it takes longer to receive responses on Craigslist, whichcould take several days or weeks. Some members alsoobserved that, unlike Craigslist’s e-mail-based system,Facebook’s instant messaging feature facilitates speedy andefficient communication between buyers and sellers, “Themom-to-mom thing seems to be a little more quick inresponse, like Craigslist you have to wait for an email. So ifsomebody isn’t checking their email every day or every hour,you might wait a week to hear back from them, and then tofind out that the thing’s been sold” (H).Buyers also preferred M2M groups because, unlike on eBay,they do not have to wait for their purchase to ship—they cantypically pick it up the same day. Some buyers alsomentioned that they dislike paying for shipping on eBay.Both buyers and sellers mentioned avoiding eBay because ofthe auction/bidding system which they perceived as morework, more confusing, and requiring more time fortransactions to close. In contrast, sale group members likedknowing right away that they “won” the product (i.e.,because they were the first buyer to respond).Sale groups are effective for buying and sellingBoth buyers and sellers preferred more active M2Mgroups—those with many sale posts daily. Buyersappreciated the constant stream of new products. Sellersvalued quick responses and appreciated selling to a clearlydefined target audience, “It’s your target audience. If I’mselling kids’ stuff, I’m gonna go to a mom-to-mom sale site,'cause it’s easier” (E).Despite generally describing sale groups as effective, bothbuyers and sellers noted some disadvantages. Buyers werepleased with the number of new products offered daily butwere sometimes frustrated with the competition betweenbuyers to be the first to respond. “You see something, andyou’re like, "Oh my gosh, this is great," and there’s 10people who say they’re interested and you know it’s nevergoing to get to you. That can be frustrating” (O).Sellers who were usually able to sell items quickly wereconfused w

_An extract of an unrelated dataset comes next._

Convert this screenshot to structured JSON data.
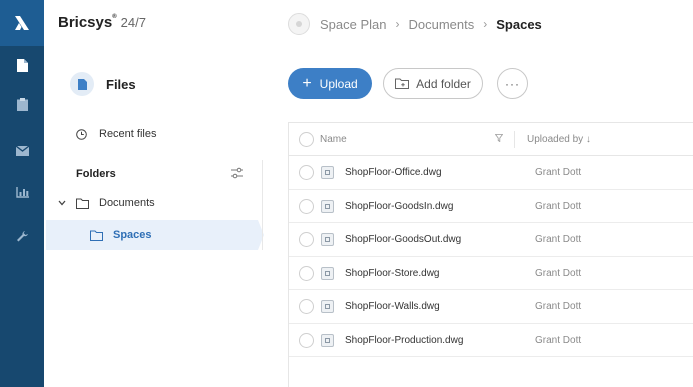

Craigslist, have been used to sell illegal, stolen, and recalled products [6,13,53], to run advance-payment scams [26,76], and, though very rarely, to commit violent crimes against unsuspecting buyers [53]. Several factors have been shown to influence buyers’ trust